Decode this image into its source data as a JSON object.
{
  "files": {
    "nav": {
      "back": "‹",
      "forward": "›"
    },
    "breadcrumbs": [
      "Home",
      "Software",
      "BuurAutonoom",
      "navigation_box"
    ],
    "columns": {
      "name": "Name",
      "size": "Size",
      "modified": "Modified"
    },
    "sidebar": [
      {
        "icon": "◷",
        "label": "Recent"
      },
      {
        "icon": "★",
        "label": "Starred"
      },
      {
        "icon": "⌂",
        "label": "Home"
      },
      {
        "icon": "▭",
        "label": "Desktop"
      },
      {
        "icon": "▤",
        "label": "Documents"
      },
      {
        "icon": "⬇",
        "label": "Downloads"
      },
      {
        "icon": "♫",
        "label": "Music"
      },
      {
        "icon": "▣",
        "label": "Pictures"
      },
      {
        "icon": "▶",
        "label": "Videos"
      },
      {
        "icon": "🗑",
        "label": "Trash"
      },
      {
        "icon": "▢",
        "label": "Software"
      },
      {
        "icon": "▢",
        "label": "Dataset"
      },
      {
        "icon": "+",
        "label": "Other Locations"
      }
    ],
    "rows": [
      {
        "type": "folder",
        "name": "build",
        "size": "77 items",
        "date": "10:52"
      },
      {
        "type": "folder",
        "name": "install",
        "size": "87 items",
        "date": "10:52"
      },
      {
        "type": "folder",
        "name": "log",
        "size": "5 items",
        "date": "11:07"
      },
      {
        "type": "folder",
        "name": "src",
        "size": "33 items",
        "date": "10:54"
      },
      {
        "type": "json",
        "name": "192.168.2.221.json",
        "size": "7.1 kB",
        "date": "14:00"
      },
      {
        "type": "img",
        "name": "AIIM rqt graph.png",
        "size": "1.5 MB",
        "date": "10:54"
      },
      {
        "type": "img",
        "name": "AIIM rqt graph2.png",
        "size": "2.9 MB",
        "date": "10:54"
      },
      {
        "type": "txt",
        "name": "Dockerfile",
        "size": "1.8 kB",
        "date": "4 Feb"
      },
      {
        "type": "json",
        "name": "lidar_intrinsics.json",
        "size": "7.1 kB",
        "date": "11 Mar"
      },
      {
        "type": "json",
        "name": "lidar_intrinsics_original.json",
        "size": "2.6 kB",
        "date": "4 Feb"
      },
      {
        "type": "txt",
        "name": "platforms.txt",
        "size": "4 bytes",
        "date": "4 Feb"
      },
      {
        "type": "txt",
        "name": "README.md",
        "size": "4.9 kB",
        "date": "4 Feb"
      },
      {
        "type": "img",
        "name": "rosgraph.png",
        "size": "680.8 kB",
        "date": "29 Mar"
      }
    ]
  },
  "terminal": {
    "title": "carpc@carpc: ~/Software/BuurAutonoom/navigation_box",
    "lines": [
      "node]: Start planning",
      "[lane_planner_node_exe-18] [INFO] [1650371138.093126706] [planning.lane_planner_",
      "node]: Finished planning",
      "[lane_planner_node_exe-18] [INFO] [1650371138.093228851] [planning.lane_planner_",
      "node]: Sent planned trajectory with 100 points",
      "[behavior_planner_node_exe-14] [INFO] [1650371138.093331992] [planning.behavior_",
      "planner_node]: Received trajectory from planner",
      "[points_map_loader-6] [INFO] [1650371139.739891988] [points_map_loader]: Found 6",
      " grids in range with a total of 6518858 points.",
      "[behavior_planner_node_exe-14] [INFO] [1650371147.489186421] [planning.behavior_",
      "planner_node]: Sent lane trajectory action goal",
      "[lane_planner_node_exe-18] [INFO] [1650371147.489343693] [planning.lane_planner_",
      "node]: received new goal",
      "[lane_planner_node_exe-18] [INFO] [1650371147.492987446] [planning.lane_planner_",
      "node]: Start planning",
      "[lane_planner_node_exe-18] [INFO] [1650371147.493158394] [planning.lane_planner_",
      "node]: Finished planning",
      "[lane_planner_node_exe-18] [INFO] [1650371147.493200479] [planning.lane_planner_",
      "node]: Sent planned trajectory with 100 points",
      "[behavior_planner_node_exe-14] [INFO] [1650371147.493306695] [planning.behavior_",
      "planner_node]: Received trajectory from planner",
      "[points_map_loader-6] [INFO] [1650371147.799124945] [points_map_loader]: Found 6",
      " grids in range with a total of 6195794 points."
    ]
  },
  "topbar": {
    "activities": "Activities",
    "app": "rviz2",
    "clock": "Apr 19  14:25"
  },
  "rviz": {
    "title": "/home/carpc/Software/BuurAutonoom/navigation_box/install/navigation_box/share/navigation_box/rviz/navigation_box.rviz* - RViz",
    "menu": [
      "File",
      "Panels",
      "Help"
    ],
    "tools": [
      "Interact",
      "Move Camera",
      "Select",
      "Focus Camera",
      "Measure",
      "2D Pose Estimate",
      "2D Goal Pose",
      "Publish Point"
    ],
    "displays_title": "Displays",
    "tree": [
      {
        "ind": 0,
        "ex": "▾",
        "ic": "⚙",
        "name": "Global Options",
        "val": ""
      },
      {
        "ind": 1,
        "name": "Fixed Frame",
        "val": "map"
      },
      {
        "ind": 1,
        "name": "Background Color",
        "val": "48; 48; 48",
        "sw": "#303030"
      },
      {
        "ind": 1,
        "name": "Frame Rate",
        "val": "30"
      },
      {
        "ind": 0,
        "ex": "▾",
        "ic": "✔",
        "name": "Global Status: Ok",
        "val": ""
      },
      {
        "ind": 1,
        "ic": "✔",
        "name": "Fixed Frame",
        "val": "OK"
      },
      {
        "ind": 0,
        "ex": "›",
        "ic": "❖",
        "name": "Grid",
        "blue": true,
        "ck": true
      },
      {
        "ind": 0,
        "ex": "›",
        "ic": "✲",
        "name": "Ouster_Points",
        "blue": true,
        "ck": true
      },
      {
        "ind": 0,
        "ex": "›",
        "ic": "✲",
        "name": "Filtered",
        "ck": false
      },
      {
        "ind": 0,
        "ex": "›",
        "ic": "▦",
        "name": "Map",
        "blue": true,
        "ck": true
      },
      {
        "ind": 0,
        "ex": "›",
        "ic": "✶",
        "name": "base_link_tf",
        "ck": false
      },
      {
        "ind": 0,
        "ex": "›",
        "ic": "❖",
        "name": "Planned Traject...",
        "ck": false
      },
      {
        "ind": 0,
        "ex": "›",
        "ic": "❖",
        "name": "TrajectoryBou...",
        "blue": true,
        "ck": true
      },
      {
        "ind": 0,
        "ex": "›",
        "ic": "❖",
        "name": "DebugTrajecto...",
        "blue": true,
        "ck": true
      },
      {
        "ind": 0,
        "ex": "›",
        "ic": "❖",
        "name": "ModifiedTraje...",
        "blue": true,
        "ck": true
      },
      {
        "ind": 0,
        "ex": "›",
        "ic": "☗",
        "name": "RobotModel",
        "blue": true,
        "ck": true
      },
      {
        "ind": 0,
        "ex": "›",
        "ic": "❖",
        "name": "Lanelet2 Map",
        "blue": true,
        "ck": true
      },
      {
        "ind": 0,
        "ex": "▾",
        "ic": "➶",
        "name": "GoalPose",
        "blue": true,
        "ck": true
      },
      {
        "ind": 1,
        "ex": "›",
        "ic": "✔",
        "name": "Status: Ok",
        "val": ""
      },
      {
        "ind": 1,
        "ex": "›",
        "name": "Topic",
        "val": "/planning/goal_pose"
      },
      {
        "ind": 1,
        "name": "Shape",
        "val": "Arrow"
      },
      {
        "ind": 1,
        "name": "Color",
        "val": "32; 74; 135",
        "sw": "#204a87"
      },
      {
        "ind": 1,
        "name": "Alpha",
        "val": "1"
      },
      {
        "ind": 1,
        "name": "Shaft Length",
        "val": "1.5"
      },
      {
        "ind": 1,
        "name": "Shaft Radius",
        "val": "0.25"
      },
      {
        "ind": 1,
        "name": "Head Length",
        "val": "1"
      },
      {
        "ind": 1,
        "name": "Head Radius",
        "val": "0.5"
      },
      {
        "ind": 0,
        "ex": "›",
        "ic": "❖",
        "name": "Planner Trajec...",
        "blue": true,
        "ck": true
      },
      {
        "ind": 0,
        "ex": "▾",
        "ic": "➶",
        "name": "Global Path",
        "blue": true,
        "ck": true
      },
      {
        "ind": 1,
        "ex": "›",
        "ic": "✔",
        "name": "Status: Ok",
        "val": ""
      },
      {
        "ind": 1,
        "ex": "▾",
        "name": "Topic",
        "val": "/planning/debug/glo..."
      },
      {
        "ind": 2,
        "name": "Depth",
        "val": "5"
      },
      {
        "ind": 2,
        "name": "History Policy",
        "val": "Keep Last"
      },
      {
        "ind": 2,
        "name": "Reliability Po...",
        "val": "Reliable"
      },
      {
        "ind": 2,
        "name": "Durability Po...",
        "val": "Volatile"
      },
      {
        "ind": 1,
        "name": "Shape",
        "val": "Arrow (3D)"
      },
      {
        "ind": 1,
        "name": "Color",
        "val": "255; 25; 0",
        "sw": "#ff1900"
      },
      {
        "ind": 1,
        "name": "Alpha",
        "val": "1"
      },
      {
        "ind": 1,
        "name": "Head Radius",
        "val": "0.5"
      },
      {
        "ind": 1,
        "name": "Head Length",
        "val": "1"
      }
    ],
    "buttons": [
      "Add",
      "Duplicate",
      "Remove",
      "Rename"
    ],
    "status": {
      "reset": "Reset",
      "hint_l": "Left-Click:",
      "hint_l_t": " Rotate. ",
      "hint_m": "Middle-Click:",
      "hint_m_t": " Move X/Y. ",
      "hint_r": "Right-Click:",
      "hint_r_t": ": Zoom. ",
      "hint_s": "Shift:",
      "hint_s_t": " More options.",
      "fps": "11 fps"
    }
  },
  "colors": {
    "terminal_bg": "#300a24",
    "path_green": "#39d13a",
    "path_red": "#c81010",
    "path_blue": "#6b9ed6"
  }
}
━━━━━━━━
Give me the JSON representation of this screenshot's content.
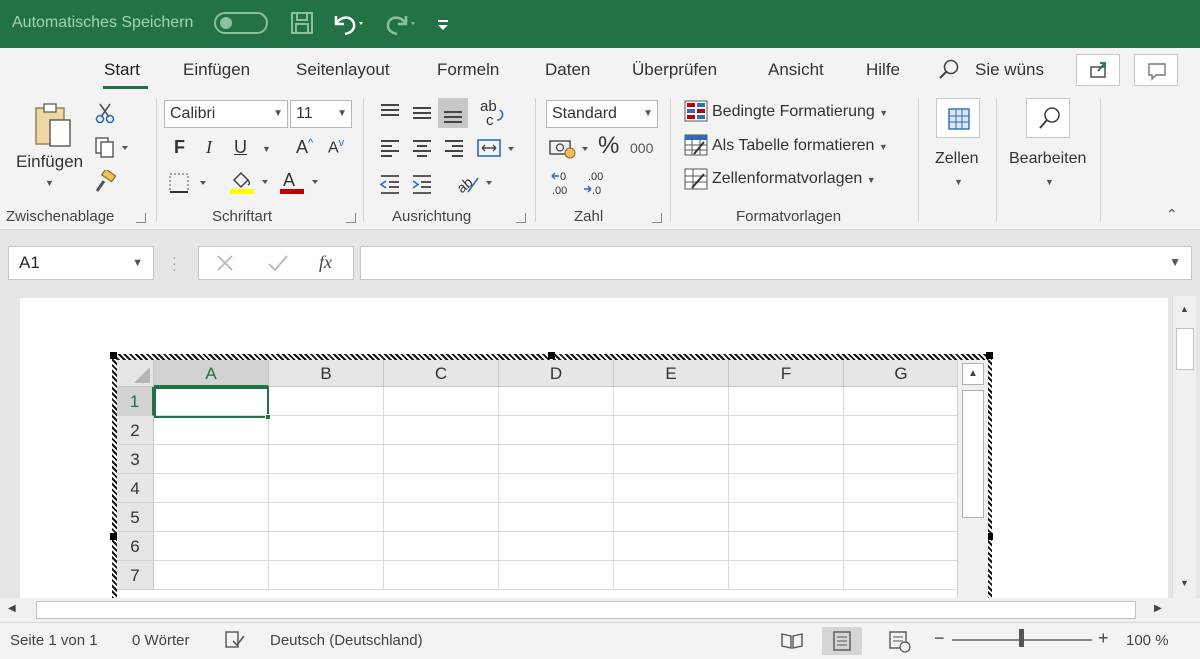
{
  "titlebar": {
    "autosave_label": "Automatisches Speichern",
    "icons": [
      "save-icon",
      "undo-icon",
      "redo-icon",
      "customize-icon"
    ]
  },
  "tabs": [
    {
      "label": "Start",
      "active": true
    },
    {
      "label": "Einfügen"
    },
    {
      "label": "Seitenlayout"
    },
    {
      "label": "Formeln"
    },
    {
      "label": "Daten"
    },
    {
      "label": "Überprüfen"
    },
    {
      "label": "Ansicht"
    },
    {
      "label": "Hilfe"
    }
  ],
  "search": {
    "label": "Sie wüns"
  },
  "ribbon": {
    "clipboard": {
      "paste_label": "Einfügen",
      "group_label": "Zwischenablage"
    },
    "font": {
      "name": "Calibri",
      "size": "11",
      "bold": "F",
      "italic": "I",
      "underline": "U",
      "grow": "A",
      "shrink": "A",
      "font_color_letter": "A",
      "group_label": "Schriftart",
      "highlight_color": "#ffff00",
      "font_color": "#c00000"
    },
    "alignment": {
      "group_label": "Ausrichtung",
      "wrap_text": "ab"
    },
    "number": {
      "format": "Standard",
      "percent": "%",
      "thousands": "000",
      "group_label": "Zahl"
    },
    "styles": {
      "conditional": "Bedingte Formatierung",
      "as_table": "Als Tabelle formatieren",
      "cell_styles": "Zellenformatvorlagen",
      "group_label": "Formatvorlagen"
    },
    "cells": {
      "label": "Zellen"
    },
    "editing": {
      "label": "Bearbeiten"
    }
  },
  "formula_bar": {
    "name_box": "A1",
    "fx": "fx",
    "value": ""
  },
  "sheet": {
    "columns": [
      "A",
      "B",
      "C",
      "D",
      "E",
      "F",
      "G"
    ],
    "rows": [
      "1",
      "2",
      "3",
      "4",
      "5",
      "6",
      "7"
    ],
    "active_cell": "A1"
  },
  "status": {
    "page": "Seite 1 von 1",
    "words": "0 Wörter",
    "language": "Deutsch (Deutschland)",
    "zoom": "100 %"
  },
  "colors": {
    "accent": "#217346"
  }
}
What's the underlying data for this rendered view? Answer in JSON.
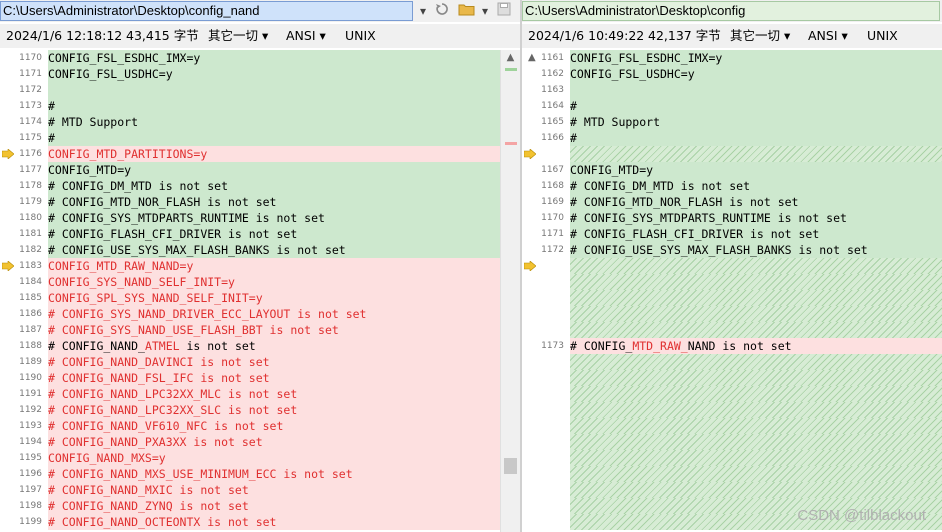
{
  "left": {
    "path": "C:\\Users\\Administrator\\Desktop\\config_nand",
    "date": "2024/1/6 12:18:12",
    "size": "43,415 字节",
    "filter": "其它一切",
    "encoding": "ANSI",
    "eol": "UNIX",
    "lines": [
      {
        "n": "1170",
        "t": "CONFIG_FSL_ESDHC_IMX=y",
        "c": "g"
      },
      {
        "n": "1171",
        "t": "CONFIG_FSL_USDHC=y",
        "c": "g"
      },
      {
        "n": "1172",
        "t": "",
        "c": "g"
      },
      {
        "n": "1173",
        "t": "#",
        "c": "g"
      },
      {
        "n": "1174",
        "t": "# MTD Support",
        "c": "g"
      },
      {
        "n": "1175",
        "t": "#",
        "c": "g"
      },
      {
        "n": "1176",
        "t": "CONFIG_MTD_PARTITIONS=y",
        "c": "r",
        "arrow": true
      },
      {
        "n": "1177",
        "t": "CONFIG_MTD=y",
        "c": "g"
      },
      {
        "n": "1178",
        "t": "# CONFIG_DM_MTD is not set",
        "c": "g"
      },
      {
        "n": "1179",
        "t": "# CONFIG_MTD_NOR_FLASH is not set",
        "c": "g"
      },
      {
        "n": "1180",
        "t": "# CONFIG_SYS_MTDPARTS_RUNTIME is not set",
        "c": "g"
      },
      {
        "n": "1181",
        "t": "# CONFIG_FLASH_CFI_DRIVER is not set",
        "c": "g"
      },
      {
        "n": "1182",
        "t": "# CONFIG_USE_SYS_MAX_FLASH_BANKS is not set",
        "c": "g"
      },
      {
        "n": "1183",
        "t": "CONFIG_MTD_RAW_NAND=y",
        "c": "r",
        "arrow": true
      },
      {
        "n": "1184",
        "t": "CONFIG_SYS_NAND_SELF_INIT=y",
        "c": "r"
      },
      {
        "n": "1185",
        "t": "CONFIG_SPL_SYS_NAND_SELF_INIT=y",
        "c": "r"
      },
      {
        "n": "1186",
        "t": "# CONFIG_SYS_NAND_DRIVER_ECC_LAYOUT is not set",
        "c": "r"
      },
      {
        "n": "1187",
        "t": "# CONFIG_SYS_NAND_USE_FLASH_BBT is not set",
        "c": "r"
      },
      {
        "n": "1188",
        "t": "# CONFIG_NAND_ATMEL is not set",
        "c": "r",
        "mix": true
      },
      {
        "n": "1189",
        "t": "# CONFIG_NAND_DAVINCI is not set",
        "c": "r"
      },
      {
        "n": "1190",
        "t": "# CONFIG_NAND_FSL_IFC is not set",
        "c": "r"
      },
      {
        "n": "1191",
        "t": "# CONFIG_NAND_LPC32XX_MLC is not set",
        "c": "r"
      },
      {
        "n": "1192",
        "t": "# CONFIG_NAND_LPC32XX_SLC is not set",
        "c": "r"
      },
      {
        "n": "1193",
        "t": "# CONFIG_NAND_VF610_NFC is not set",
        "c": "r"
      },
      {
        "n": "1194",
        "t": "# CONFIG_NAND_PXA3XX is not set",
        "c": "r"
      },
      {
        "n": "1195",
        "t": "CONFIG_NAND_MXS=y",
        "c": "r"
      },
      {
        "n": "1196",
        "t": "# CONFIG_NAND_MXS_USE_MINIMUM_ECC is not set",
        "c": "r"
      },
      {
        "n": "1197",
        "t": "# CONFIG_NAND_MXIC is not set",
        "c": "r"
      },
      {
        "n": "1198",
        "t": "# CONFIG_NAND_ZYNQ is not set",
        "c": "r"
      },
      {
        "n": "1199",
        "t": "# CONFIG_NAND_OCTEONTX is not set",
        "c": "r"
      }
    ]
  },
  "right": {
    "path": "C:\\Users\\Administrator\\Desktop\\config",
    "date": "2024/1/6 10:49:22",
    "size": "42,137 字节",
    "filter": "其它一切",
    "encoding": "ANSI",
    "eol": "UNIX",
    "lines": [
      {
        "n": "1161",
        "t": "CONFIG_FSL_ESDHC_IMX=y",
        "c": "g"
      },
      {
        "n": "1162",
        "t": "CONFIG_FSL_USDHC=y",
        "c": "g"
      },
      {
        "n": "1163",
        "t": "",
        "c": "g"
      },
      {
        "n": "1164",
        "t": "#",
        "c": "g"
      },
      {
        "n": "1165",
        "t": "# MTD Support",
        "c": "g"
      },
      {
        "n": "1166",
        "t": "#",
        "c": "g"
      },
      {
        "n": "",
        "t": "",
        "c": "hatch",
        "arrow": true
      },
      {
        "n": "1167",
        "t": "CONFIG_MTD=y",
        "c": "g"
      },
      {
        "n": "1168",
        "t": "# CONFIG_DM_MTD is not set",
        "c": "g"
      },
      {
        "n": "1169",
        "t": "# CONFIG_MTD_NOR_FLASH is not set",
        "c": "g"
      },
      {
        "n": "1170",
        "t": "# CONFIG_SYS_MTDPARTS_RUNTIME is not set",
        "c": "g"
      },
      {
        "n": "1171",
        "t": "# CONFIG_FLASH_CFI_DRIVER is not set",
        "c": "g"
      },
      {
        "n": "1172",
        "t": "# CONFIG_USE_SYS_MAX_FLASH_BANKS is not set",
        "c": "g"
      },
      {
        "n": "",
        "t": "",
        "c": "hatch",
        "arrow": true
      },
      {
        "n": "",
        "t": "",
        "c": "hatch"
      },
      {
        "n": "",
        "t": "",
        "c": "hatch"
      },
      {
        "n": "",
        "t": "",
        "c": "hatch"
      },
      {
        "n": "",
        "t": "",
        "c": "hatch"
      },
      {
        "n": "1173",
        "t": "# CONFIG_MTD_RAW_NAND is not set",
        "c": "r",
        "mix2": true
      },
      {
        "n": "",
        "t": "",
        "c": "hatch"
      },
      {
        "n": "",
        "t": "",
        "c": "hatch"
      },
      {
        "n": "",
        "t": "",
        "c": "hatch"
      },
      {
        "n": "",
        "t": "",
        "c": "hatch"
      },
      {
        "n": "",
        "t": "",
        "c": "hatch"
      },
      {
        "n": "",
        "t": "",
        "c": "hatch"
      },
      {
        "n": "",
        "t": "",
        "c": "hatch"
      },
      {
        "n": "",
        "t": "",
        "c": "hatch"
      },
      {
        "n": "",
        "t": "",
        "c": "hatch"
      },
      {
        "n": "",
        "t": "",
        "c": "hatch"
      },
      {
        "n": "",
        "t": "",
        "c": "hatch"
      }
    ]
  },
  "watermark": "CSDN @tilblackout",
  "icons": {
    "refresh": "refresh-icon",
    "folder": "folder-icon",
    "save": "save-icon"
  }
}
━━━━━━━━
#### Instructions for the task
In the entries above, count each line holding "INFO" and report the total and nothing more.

#### Output below
11